If you don't know, Sir Tim Berners-Lee created what we think of today as the web (networks of computers using an HTTP protocol to connect to each other). And he's still around, vaguely overseeing the web in his capacity as leader of the World Wide Web Consortium. and he's got this to say about the direction the internet is taking:
If we, the Web’s users, allow these and other trends to proceed unchecked, the Web could be broken into fragmented islands. We could lose the freedom to connect with whichever Web sites we want. The ill effects could extend to smartphones and pads, which are also portals to the extensive information that the Web provides.Why should you care? Because the Web is yours. It is a public resource on which you, your business, your community and your government depend. The Web is also vital to democracy, a communications channel that makes possible a continuous worldwide conversation. The Web is now more critical to free speech than any other medium.

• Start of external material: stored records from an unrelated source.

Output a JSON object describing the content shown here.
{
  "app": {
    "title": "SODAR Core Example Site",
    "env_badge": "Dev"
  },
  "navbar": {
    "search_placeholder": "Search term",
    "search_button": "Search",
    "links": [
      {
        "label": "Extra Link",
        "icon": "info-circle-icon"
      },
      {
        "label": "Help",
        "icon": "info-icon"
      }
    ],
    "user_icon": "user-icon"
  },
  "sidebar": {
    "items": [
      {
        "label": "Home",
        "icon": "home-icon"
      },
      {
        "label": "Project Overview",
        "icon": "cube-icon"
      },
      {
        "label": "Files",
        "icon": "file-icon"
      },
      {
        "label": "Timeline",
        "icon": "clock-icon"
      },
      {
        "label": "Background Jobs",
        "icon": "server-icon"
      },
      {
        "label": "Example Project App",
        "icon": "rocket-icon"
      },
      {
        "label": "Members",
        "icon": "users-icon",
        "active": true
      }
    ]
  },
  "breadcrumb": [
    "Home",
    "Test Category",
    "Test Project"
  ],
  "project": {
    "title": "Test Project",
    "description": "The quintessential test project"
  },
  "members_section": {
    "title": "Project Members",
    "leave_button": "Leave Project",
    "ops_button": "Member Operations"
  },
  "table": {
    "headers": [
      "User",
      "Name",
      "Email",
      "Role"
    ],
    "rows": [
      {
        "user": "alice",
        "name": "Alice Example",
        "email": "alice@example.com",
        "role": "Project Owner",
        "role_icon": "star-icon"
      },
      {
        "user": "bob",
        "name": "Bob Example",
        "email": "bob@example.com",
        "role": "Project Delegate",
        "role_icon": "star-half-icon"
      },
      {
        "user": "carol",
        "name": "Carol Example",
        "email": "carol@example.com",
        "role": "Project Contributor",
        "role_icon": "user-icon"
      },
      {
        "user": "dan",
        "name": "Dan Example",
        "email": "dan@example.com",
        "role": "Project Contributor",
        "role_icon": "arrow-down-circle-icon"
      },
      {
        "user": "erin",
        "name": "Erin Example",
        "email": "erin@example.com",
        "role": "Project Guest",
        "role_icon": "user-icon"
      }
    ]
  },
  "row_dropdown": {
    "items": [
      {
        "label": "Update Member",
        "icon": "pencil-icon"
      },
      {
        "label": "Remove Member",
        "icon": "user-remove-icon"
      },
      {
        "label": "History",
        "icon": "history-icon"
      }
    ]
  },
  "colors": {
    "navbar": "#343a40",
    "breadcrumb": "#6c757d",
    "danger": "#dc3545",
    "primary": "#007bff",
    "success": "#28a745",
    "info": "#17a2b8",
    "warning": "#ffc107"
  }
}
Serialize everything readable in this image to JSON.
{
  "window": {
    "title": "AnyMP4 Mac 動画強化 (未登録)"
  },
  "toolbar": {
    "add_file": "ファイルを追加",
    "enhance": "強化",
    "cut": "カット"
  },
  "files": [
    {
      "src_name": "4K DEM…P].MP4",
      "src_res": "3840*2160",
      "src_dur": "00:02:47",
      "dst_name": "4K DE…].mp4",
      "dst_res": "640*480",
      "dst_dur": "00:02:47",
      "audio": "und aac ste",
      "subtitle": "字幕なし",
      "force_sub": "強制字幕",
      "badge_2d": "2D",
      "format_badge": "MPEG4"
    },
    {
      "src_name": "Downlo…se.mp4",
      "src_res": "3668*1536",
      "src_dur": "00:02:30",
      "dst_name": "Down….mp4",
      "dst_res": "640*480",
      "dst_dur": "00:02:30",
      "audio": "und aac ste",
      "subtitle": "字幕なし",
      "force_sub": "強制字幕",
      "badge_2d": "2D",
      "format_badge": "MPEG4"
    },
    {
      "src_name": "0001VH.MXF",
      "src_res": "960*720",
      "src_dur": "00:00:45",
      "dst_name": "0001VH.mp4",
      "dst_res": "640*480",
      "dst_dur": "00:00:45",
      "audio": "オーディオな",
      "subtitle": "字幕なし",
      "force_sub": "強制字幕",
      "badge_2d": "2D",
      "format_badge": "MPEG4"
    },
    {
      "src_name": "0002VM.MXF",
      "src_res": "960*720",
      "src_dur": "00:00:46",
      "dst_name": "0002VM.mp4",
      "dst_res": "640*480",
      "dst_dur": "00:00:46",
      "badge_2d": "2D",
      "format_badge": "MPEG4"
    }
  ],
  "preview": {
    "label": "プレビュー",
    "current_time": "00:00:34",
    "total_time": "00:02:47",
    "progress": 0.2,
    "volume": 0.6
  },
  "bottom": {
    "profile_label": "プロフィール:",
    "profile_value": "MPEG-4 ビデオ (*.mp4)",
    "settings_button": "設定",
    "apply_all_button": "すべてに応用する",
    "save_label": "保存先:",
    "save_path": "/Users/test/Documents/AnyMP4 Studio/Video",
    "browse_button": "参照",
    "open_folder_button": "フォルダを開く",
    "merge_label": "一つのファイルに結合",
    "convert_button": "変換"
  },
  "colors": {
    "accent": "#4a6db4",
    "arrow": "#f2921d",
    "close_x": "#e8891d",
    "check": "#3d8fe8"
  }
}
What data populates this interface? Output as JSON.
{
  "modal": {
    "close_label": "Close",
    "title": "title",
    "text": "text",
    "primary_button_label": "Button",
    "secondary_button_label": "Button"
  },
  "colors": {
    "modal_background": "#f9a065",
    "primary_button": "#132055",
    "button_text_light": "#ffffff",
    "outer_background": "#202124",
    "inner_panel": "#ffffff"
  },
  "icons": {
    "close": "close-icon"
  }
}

It brings principles established in the U.S. Constitution, the British Magna Carta and other important documents into the network age: freedom from being snooped on, filtered, censored and disconnected.